RECORDS TO PROCESS Start Marker

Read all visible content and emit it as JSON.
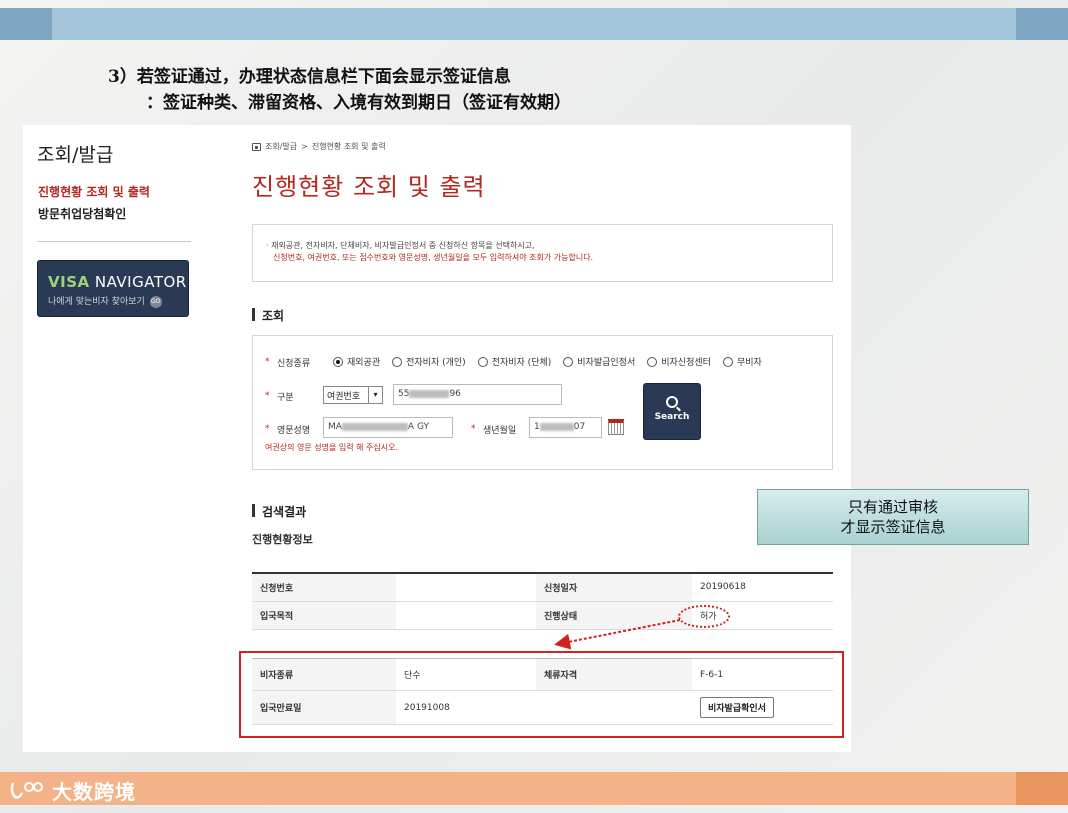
{
  "slide": {
    "heading_line1": "3）若签证通过，办理状态信息栏下面会显示签证信息",
    "heading_line2": "：签证种类、滞留资格、入境有效到期日（签证有效期）",
    "callout_line1": "只有通过审核",
    "callout_line2": "才显示签证信息",
    "logo_text": "大数跨境"
  },
  "sidebar": {
    "title": "조회/발급",
    "items": [
      {
        "label": "진행현황 조회 및 출력",
        "active": true
      },
      {
        "label": "방문취업당첨확인",
        "active": false
      }
    ],
    "banner_brand": "VISA",
    "banner_title": "NAVIGATOR",
    "banner_sub": "나에게 맞는비자 찾아보기",
    "banner_go": "GO"
  },
  "breadcrumb": {
    "item1": "조회/발급",
    "sep": ">",
    "item2": "진행현황 조회 및 출력"
  },
  "page_title": "진행현황 조회 및 출력",
  "notice": {
    "line1": "· 재외공관, 전자비자, 단체비자, 비자발급인정서 중 신청하신 항목을 선택하시고,",
    "line2": "신청번호, 여권번호, 또는 접수번호와 영문성명, 생년월일을 모두 입력하셔야 조회가 가능합니다."
  },
  "search_section": {
    "heading": "조회",
    "type_label": "신청종류",
    "types": [
      {
        "label": "재외공관",
        "selected": true
      },
      {
        "label": "전자비자 (개인)",
        "selected": false
      },
      {
        "label": "전자비자 (단체)",
        "selected": false
      },
      {
        "label": "비자발급인정서",
        "selected": false
      },
      {
        "label": "비자신청센터",
        "selected": false
      },
      {
        "label": "무비자",
        "selected": false
      }
    ],
    "category_label": "구분",
    "category_value": "여권번호",
    "passport_prefix": "55",
    "passport_suffix": "96",
    "name_label": "영문성명",
    "name_prefix": "MA",
    "name_suffix": "A GY",
    "dob_label": "생년월일",
    "dob_prefix": "1",
    "dob_suffix": "07",
    "search_button": "Search",
    "hint": "여권상의 영문 성명을 입력 해 주십시오."
  },
  "results": {
    "heading": "검색결과",
    "subheading": "진행현황정보",
    "rows_top": [
      {
        "k1": "신청번호",
        "v1": "",
        "k2": "신청일자",
        "v2": "20190618"
      },
      {
        "k1": "입국목적",
        "v1": "",
        "k2": "진행상태",
        "v2": "허가"
      }
    ],
    "rows_visa": [
      {
        "k1": "비자종류",
        "v1": "단수",
        "k2": "체류자격",
        "v2": "F-6-1"
      },
      {
        "k1": "입국만료일",
        "v1": "20191008",
        "k2": "",
        "v2": ""
      }
    ],
    "confirm_button": "비자발급확인서"
  },
  "colors": {
    "accent_red": "#b5271f",
    "navy": "#2a3a55",
    "highlight": "#d32020"
  }
}
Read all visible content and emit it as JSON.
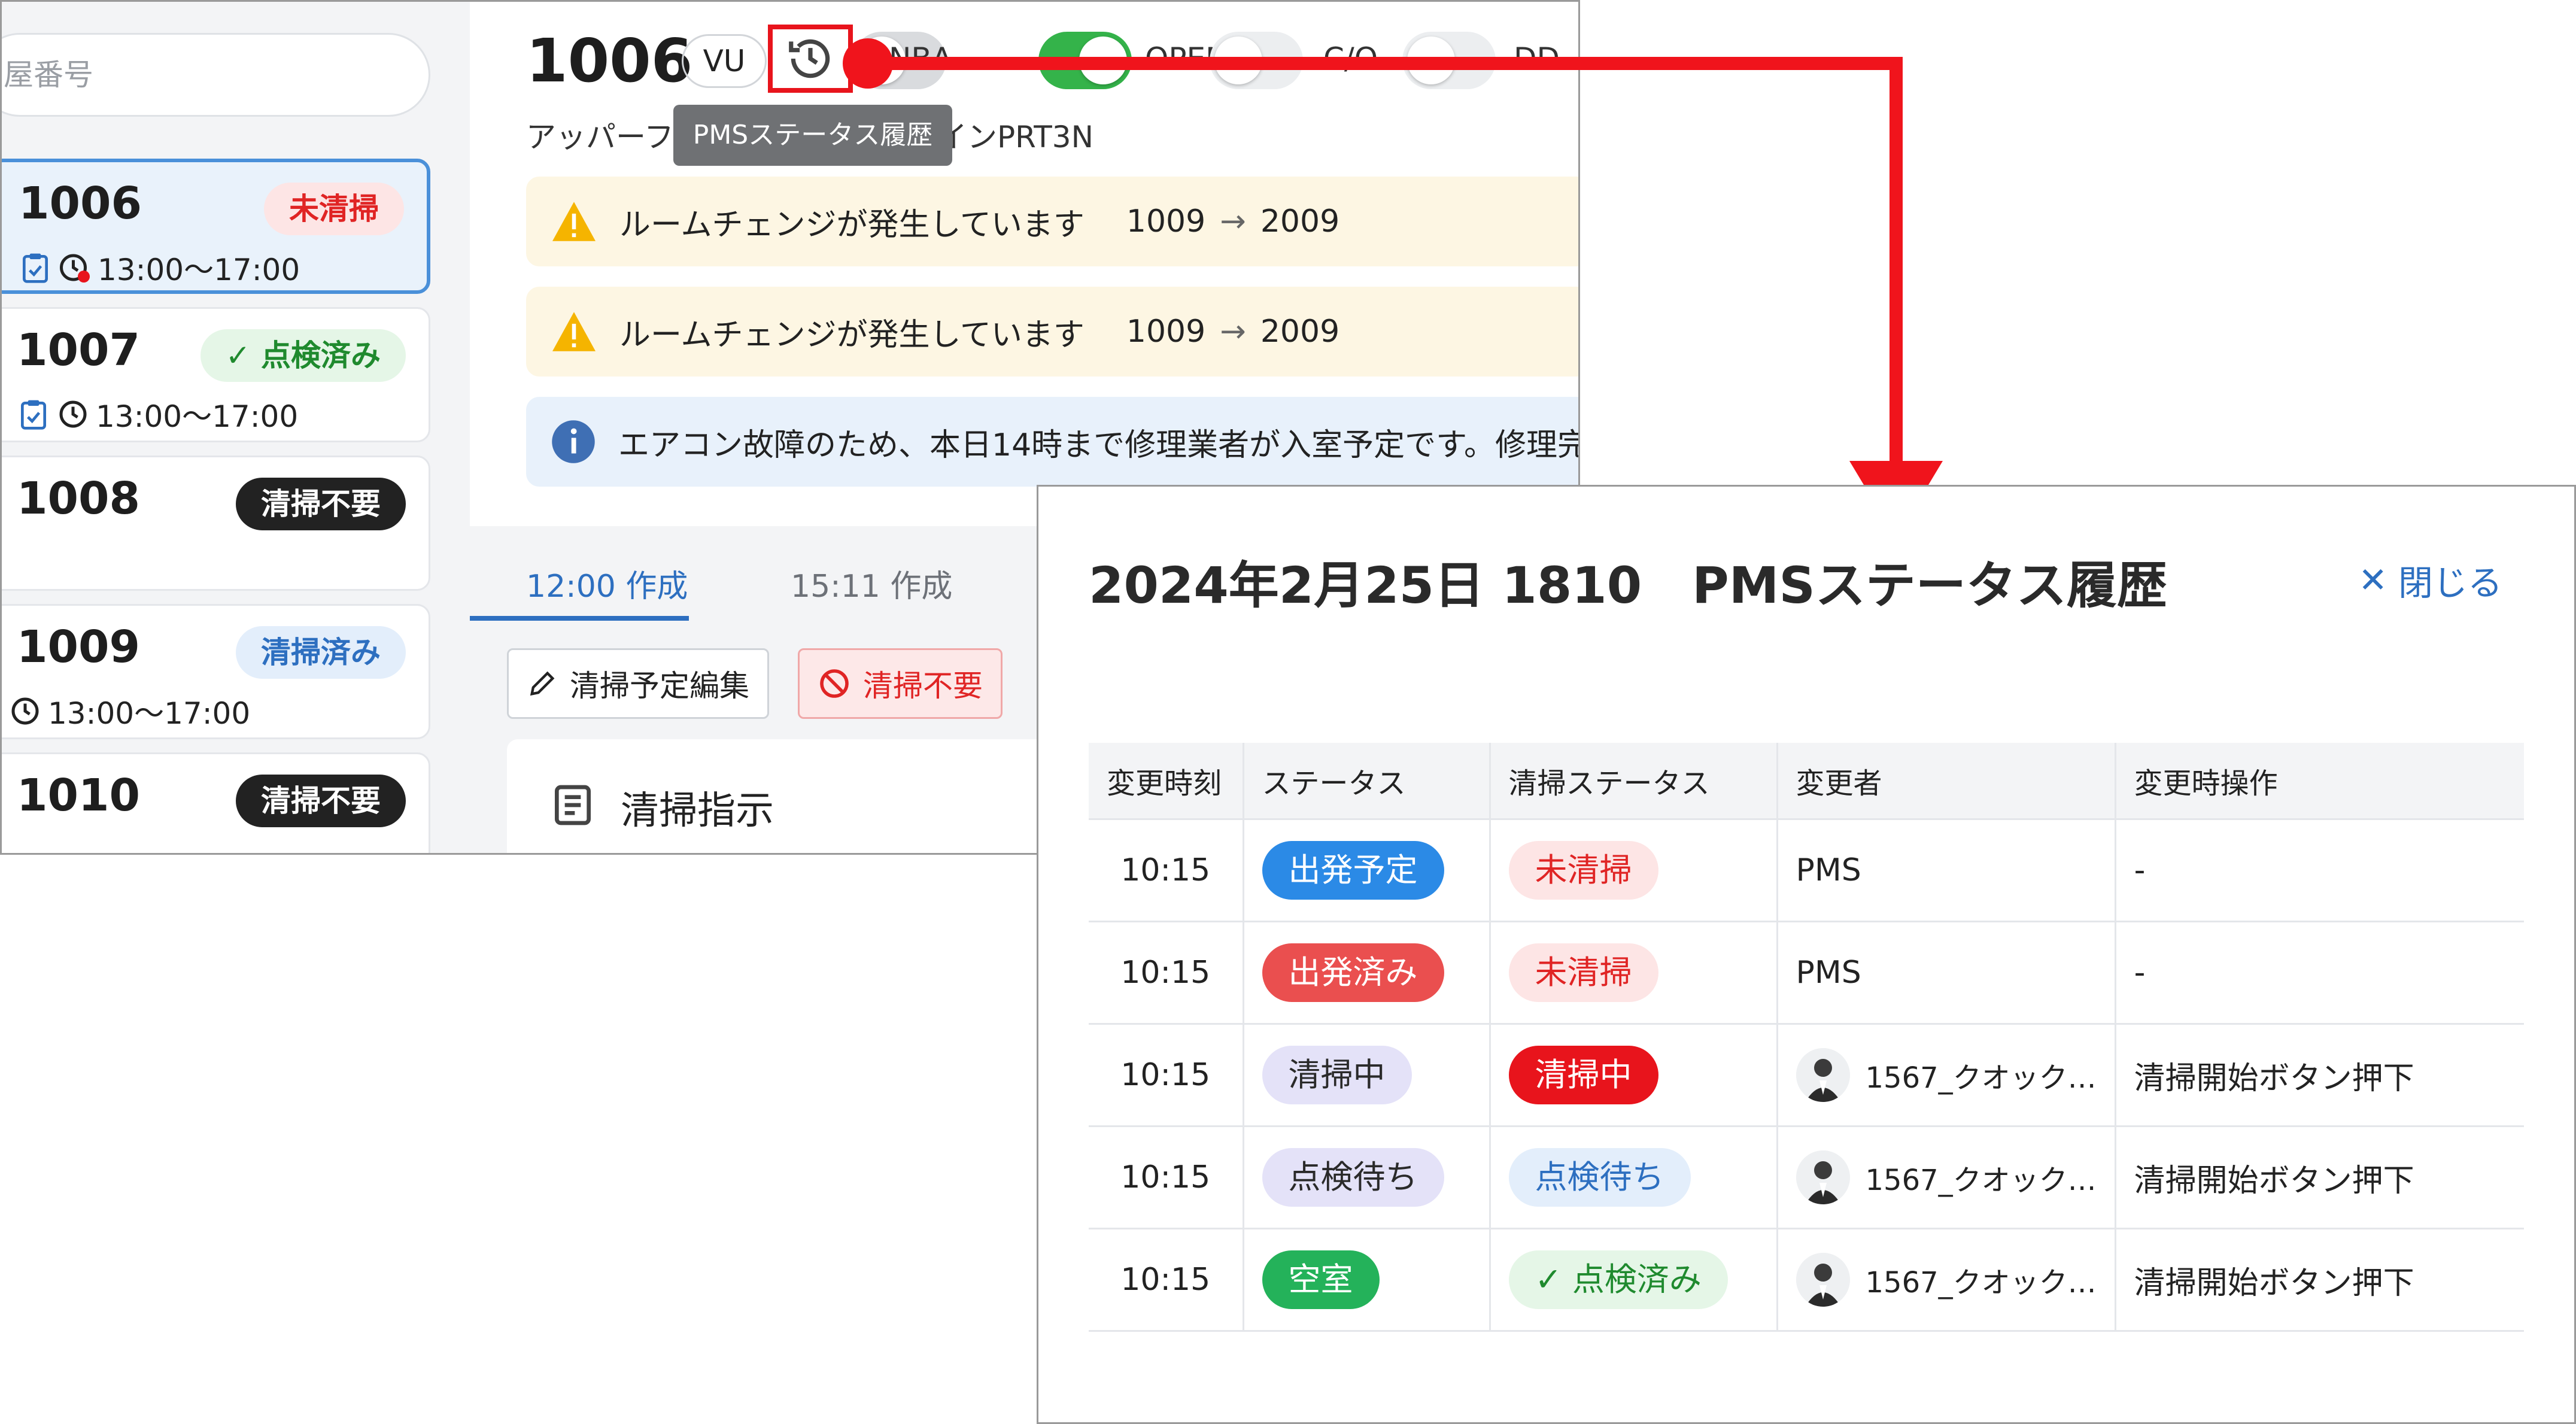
{
  "sidebar": {
    "search_placeholder": "屋番号",
    "rooms": [
      {
        "number": "1006",
        "badge": "未清掃",
        "time": "13:00〜17:00"
      },
      {
        "number": "1007",
        "badge": "点検済み",
        "time": "13:00〜17:00"
      },
      {
        "number": "1008",
        "badge": "清掃不要",
        "time": ""
      },
      {
        "number": "1009",
        "badge": "清掃済み",
        "time": "13:00〜17:00"
      },
      {
        "number": "1010",
        "badge": "清掃不要",
        "time": ""
      }
    ]
  },
  "room_header": {
    "number": "1006",
    "type_badge": "VU",
    "toggles": [
      {
        "label": "NBA",
        "on": false
      },
      {
        "label": "OPEN",
        "on": true
      },
      {
        "label": "C/O",
        "on": false
      },
      {
        "label": "DD",
        "on": false
      }
    ],
    "subtitle_left": "アッパーフ",
    "subtitle_right": "インPRT3N",
    "tooltip": "PMSステータス履歴"
  },
  "alerts": [
    {
      "kind": "warning",
      "text": "ルームチェンジが発生しています",
      "from": "1009",
      "arrow": "→",
      "to": "2009"
    },
    {
      "kind": "warning",
      "text": "ルームチェンジが発生しています",
      "from": "1009",
      "arrow": "→",
      "to": "2009"
    },
    {
      "kind": "info",
      "text": "エアコン故障のため、本日14時まで修理業者が入室予定です。修理完"
    }
  ],
  "tabs": [
    {
      "label": "12:00 作成",
      "active": true
    },
    {
      "label": "15:11 作成",
      "active": false
    }
  ],
  "actions": {
    "edit_label": "清掃予定編集",
    "no_clean_label": "清掃不要"
  },
  "instructions_title": "清掃指示",
  "modal": {
    "title": "2024年2月25日 1810　PMSステータス履歴",
    "close_label": "閉じる",
    "columns": [
      "変更時刻",
      "ステータス",
      "清掃ステータス",
      "変更者",
      "変更時操作"
    ],
    "rows": [
      {
        "time": "10:15",
        "status": "出発予定",
        "cleaning": "未清掃",
        "changer": "PMS",
        "operation": "-"
      },
      {
        "time": "10:15",
        "status": "出発済み",
        "cleaning": "未清掃",
        "changer": "PMS",
        "operation": "-"
      },
      {
        "time": "10:15",
        "status": "清掃中",
        "cleaning": "清掃中",
        "changer": "1567_クオック…",
        "operation": "清掃開始ボタン押下"
      },
      {
        "time": "10:15",
        "status": "点検待ち",
        "cleaning": "点検待ち",
        "changer": "1567_クオック…",
        "operation": "清掃開始ボタン押下"
      },
      {
        "time": "10:15",
        "status": "空室",
        "cleaning": "点検済み",
        "changer": "1567_クオック…",
        "operation": "清掃開始ボタン押下"
      }
    ]
  },
  "colors": {
    "accent": "#2d6fc0",
    "highlight": "#e8141c",
    "toggle_on": "#34b34a"
  }
}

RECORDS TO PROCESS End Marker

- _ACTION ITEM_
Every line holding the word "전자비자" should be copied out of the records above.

- _SOLUTION TO THIS TASK_
    "line1": "· 재외공관, 전자비자, 단체비자, 비자발급인정서 중 신청하신 항목을 선택하시고,",
        "label": "전자비자 (개인)",
        "label": "전자비자 (단체)",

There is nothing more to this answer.